For a number of years prior to 1907 there had been suggestions to start an alumni association. Finally at the request of Mr. Mitchell, the principal, Mrs. Lucy A. Marston called together a group of former pupils, and finding them enthusiastic announced the first meeting for June 21, 1907 at the Casino Hampton Beach. It was a success and has been meeting annually since at graduation time. Besides their annual meeting to enjoy a renewal of school ties they have awarded prizes to members of the graduating class for excellences in scholarship and service to the school.
A number of important changes have taken place in the past fifty years. The Domestic Arts Course was introduced in 1914, as the result of a legacy left for that purpose. Up until then only the Academic and Scientific courses were taught. From 1915 to 1920 and Agricultural Course was experimented with and found unsuccessful. It was replaced by a Commercial Course which has been retained ever since.
The policy of furnishing textbooks free started in 1890, prior to that time pupils purchased their own. The school was placed on the state's approved list of High Schools on 1901, and has remained there.
The building became over crowded some years ago so when space became available in the new building the ninth grade was removed to relieve the congestion. Now the building is again over crowded as a result of the growth of the town.
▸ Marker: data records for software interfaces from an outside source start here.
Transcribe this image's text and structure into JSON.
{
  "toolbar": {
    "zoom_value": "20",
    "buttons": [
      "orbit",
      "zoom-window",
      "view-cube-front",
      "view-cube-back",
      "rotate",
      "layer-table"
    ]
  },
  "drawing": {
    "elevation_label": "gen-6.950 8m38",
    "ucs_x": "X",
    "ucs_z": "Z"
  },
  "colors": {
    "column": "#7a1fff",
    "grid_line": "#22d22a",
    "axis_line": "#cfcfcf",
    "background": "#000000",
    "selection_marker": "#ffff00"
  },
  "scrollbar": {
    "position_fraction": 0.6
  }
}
It is left for the next century of Hampton's history to determine what will be the fate of this old and honored institution. May we hope that it continues to serve the community as faithfully in the future as it has in the past.